William Godwin (1756–1856) was an odd little boy. I wrote about him at length in my biography of Mary Shelley (The Mother of the Monster: The Life and Times of Mary Wollstonecraft Shelley, 2012), but I’m going to repeat a little bit of it here, slightly adapted: I can’t assume, of course, that readers of this have also read that. So here goes …
On 3 March 1856, Mary Shelley’s father, William Godwin, was born in the little market town of Wisbech, about eighty miles northeast of London. He was the seventh of what would eventually be thirteen children. Twelve were boys.
Because of primitive medical knowledge and practices, many babies did not survive childhood illnesses. So it’s unremarkable that when Godwin was born, four of his older brothers had already died. Godwin later said that one of his brothers, age two, fooled by the reflection of apples in a pond, reached for the fruit, fell in the water, and drowned.

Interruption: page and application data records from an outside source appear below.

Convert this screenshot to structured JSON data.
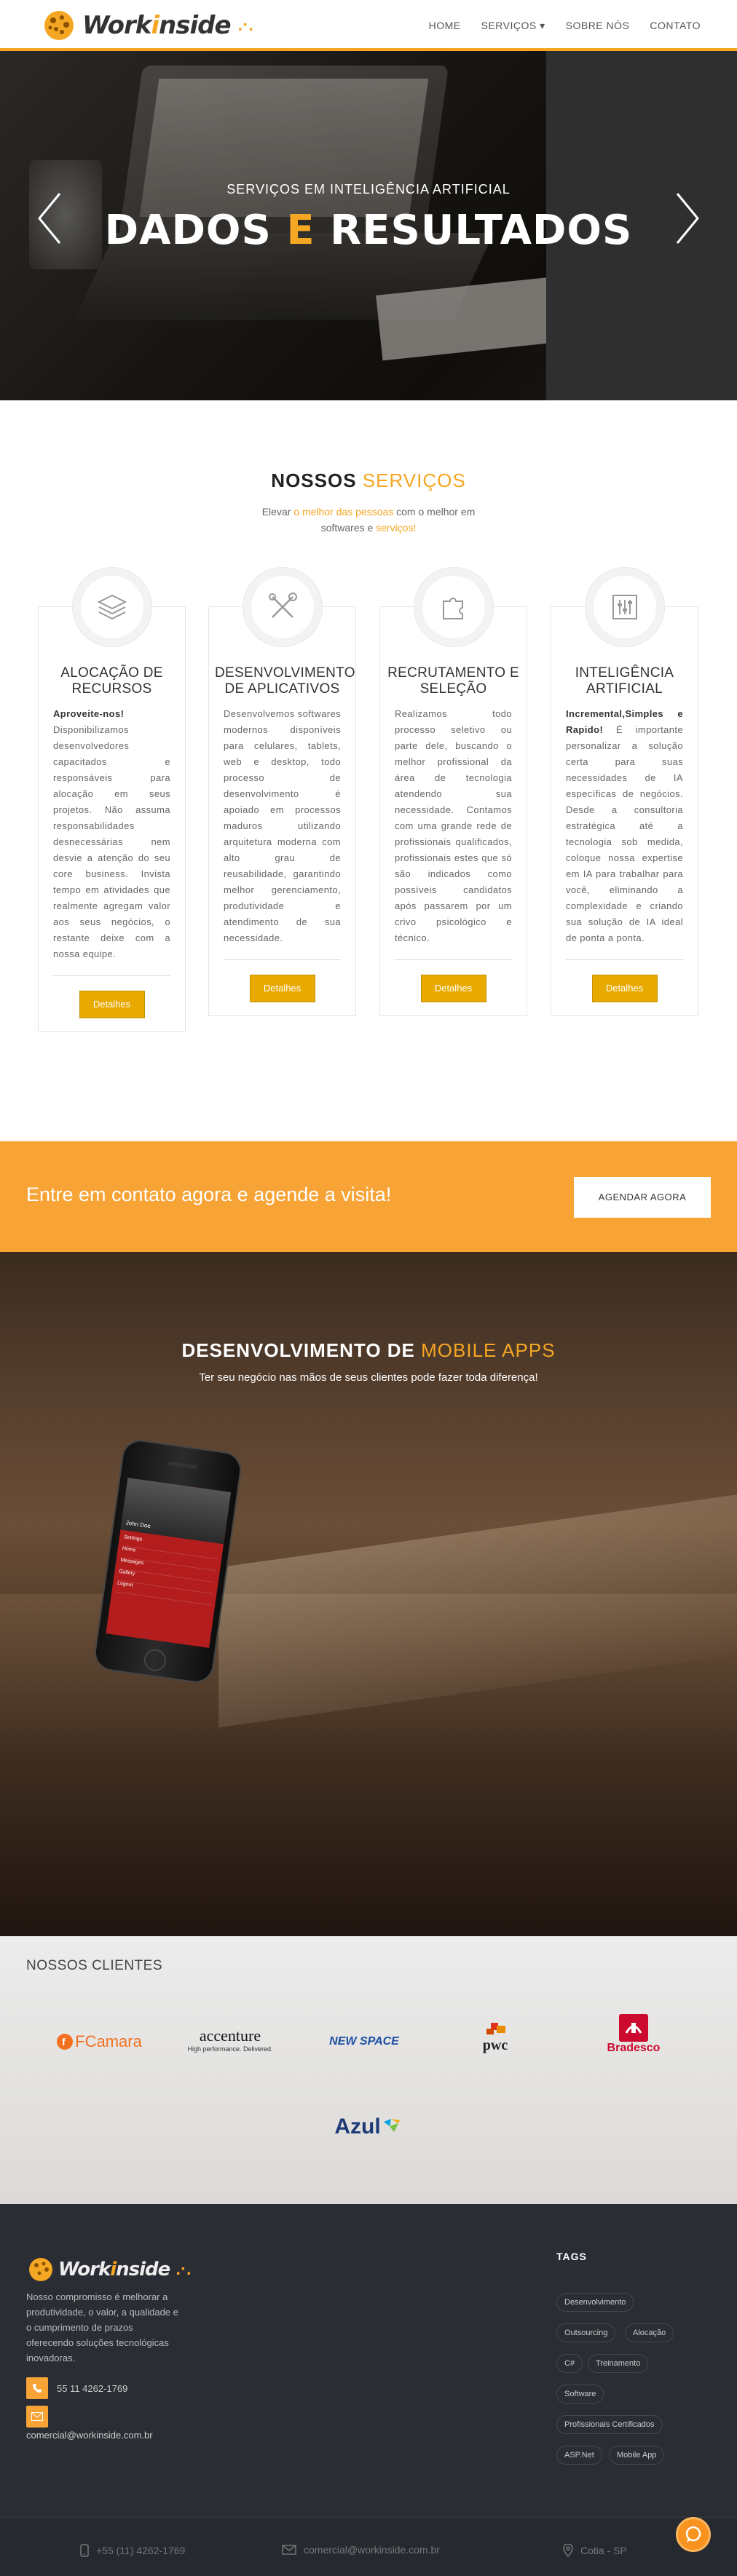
{
  "nav": {
    "brand": "Workinside",
    "items": [
      "HOME",
      "SERVIÇOS ▾",
      "SOBRE NÓS",
      "CONTATO"
    ]
  },
  "hero": {
    "subtitle": "SERVIÇOS EM INTELIGÊNCIA ARTIFICIAL",
    "title_part1": "DADOS",
    "title_part2": "E",
    "title_part3": "RESULTADOS"
  },
  "services": {
    "title_dark": "NOSSOS",
    "title_accent": "SERVIÇOS",
    "sub_1": "Elevar ",
    "sub_hl1": "o melhor das pessoas",
    "sub_2": " com o melhor em softwares e ",
    "sub_hl2": "serviços!",
    "cards": [
      {
        "title": "ALOCAÇÃO DE RECURSOS",
        "lead": "Aproveite-nos!",
        "body": "Disponibilizamos desenvolvedores capacitados e responsáveis para alocação em seus projetos. Não assuma responsabilidades desnecessárias nem desvie a atenção do seu core business. Invista tempo em atividades que realmente agregam valor aos seus negócios, o restante deixe com a nossa equipe.",
        "button": "Detalhes"
      },
      {
        "title": "DESENVOLVIMENTO DE APLICATIVOS",
        "lead": "",
        "body": "Desenvolvemos softwares modernos disponíveis para celulares, tablets, web e desktop, todo processo de desenvolvimento é apoiado em processos maduros utilizando arquitetura moderna com alto grau de reusabilidade, garantindo melhor gerenciamento, produtividade e atendimento de sua necessidade.",
        "button": "Detalhes"
      },
      {
        "title": "RECRUTAMENTO E SELEÇÃO",
        "lead": "",
        "body": "Realizamos todo processo seletivo ou parte dele, buscando o melhor profissional da área de tecnologia atendendo sua necessidade. Contamos com uma grande rede de profissionais qualificados, profissionais estes que só são indicados como possíveis candidatos após passarem por um crivo psicológico e técnico.",
        "button": "Detalhes"
      },
      {
        "title": "INTELIGÊNCIA ARTIFICIAL",
        "lead": "Incremental,Simples e Rapido!",
        "body": "É importante personalizar a solução certa para suas necessidades de IA específicas de negócios. Desde a consultoria estratégica até a tecnologia sob medida, coloque nossa expertise em IA para trabalhar para você, eliminando a complexidade e criando sua solução de IA ideal de ponta a ponta.",
        "button": "Detalhes"
      }
    ]
  },
  "cta": {
    "text": "Entre em contato agora e agende a visita!",
    "button": "AGENDAR AGORA"
  },
  "mobile": {
    "title_dark": "DESENVOLVIMENTO DE",
    "title_accent": "MOBILE APPS",
    "subtitle": "Ter seu negócio nas mãos de seus clientes pode fazer toda diferença!",
    "phone_name": "John Doe",
    "phone_menu": [
      "Settings",
      "Home",
      "Messages",
      "Gallery",
      "Logout"
    ]
  },
  "clients": {
    "title": "NOSSOS CLIENTES",
    "logos": {
      "fcamara": "FCamara",
      "accenture": "accenture",
      "accenture_tag": "High performance. Delivered.",
      "newspace": "NEW SPACE",
      "pwc": "pwc",
      "bradesco": "Bradesco",
      "azul": "Azul"
    }
  },
  "footer": {
    "brand": "Workinside",
    "about": "Nosso compromisso é melhorar a produtividade, o valor, a qualidade e o cumprimento de prazos oferecendo soluções tecnológicas inovadoras.",
    "phone": "55 11 4262-1769",
    "email": "comercial@workinside.com.br",
    "tags_title": "TAGS",
    "tags": [
      "Desenvolvimento",
      "Outsourcing",
      "Alocação",
      "C#",
      "Treinamento",
      "Software",
      "Profissionais Certificados",
      "ASP.Net",
      "Mobile App"
    ]
  },
  "bottom_bar": {
    "phone": "+55 (11) 4262-1769",
    "email": "comercial@workinside.com.br",
    "location": "Cotia - SP"
  },
  "colors": {
    "accent": "#f5a623",
    "button": "#e8a900",
    "cta_bg": "#f7a336",
    "footer_bg": "#2b2d34"
  }
}
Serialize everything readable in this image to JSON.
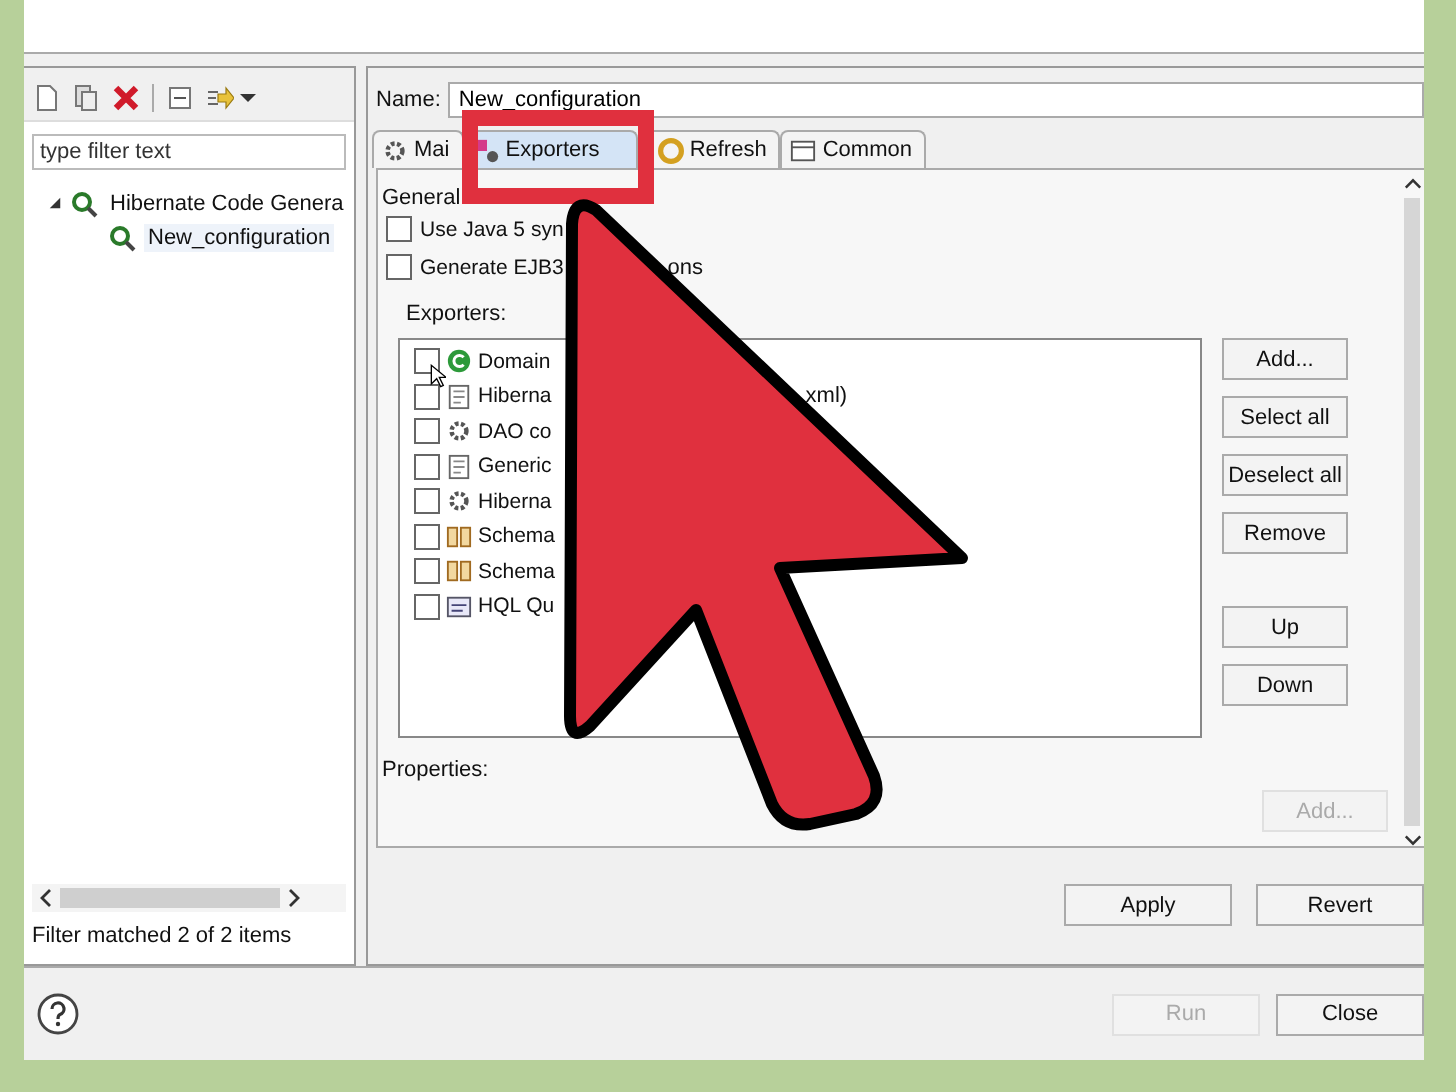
{
  "left_panel": {
    "filter": {
      "placeholder": "type filter text"
    },
    "tree": [
      {
        "label": "Hibernate Code Genera",
        "expanded": true,
        "selected": false,
        "children": [
          {
            "label": "New_configuration",
            "selected": true
          }
        ]
      }
    ],
    "status": "Filter matched 2 of 2 items"
  },
  "name": {
    "label": "Name:",
    "value": "New_configuration"
  },
  "tabs": [
    {
      "label": "Mai",
      "selected": false,
      "kind": "gear"
    },
    {
      "label": "Exporters",
      "selected": true,
      "kind": "export"
    },
    {
      "label": "Refresh",
      "selected": false,
      "kind": "refresh"
    },
    {
      "label": "Common",
      "selected": false,
      "kind": "window"
    }
  ],
  "general_heading": "General",
  "options": [
    {
      "label": "Use Java 5 syn",
      "checked": false
    },
    {
      "label": "Generate EJB3",
      "tail": "ons",
      "checked": false
    }
  ],
  "exporters_label": "Exporters:",
  "exporters": [
    {
      "label": "Domain",
      "checked": false,
      "kind": "class"
    },
    {
      "label": "Hiberna",
      "tail": "xml)",
      "checked": false,
      "kind": "doc"
    },
    {
      "label": "DAO co",
      "checked": false,
      "kind": "gear"
    },
    {
      "label": "Generic",
      "checked": false,
      "kind": "doc"
    },
    {
      "label": "Hiberna",
      "checked": false,
      "kind": "gear"
    },
    {
      "label": "Schema",
      "checked": false,
      "kind": "schema"
    },
    {
      "label": "Schema",
      "checked": false,
      "kind": "schema"
    },
    {
      "label": "HQL Qu",
      "checked": false,
      "kind": "hql"
    }
  ],
  "exporter_buttons": [
    {
      "label": "Add...",
      "disabled": false
    },
    {
      "label": "Select all",
      "disabled": false
    },
    {
      "label": "Deselect all",
      "disabled": false
    },
    {
      "label": "Remove",
      "disabled": false
    },
    {
      "label": "Up",
      "disabled": false
    },
    {
      "label": "Down",
      "disabled": false
    }
  ],
  "properties_label": "Properties:",
  "properties_add": {
    "label": "Add...",
    "disabled": true
  },
  "config_buttons": [
    {
      "label": "Apply",
      "disabled": false
    },
    {
      "label": "Revert",
      "disabled": false
    }
  ],
  "dialog_buttons": [
    {
      "label": "Run",
      "disabled": true
    },
    {
      "label": "Close",
      "disabled": false
    }
  ]
}
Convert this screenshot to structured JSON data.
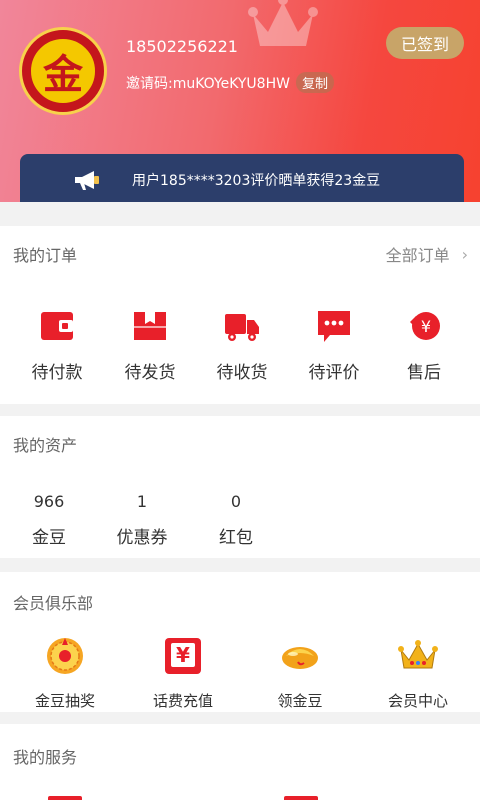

Both his father and grandfather were Christian ministers. His mother had no schooling, but she liked to tell stories. She was a kind and concerned woman—and (no surprise) very religious. But the Godwins did not accept what was then the official religion of the kingdom, the protestant Church of England. Instead, they brought William up to be, like them, a “Dissenter.” Among these “Dissenters” were Presbyterians, Baptists, Quakers, Unitarians, and Methodists. Dissenters suffered for their beliefs. They could not attend England’s two great universities, Oxford and Cambridge. They could not hold public offices—or even be buried in sacred Church of England ground.
Godwin’s family expected their son to become a Dissenting minister, so his father trained him to take religion seriously, once disciplining the little boy for playing with his cat on a Sunday.
William Godwin was a brilliant child. By the time he was four, he was reading. At six, he had decided he would be a poet and was reading books written for adults. Extremely talkative, he liked to preach little sermons in the kitchen, using a high chair as his pulpit.
His education was rapid, even amazing. During Godwin’s childhood, there were no public schools. No laws required school attendance. So parents had to send their children to private schools—unless they were wealthy and could hire private tutors. So the Godwins sent their talented son to a boarding school at nearby Hindolveston, a dreary place where Godwin began to learn a difficult lesson: He was not like other boys. They teased him, laughed at him. They could not believe that a seven-year-old could be so serious, so much like an adult. The Oxford English Dictionary records that the verb bully entered the language around 1710, so I’m sure little William Godwin knew its meaning—on the page, on the stage of life.
Within a few years he had advanced in his schoolwork far beyond his classmates, so he went to live and study with the Rev. Samuel Newton. There, Godwin wrote, “I had scarcely any pleasure but reading.” For weeks on end he did not even go outside. The Rev. Newton, a very strict man, once punished him by hitting him with a birch switch. Godwin was horrified at this—he called it a “violation.” For the rest of his life, he was opposed to violence of all kinds. Later, he would never hit his own children.
When Godwin was fourteen, his father died, but there was enough money to send the gifted young man to a fine Dissenting academy in Hoxton, a small village on London’s northeastern edge. (It’s now part of the city.) Here, he would spend his next several years—continuing to prove himself a brilliant but unpopular student.
While he was at Hoxton, Godwin established the habits of study that he maintained for the next sixty years. He got up each morning about seven and for an hour or so read books in Latin and Greek. After breakfast—from nine to twelve—he studied and wrote. The rest of the day he spent reading, visiting with friends, or taking long walks for exercise. In the evenings he read even more—or went to the theater, an activity he loved, and which he later taught his daughter Mary to love.
At 22, Godwin graduated from Hoxton Dissenting Academy and became a minister. But he was not successful, and the first two churches that hired him promptly fired him. So in June 1783, he headed for London. With a population of about 600,000, it was the largest city in the world. He hoped to find a way—some way—to make a living with his astonishing talents. He would try writing—after all, even as a child, he had dreamed of being an author.
But no one wanted his writing.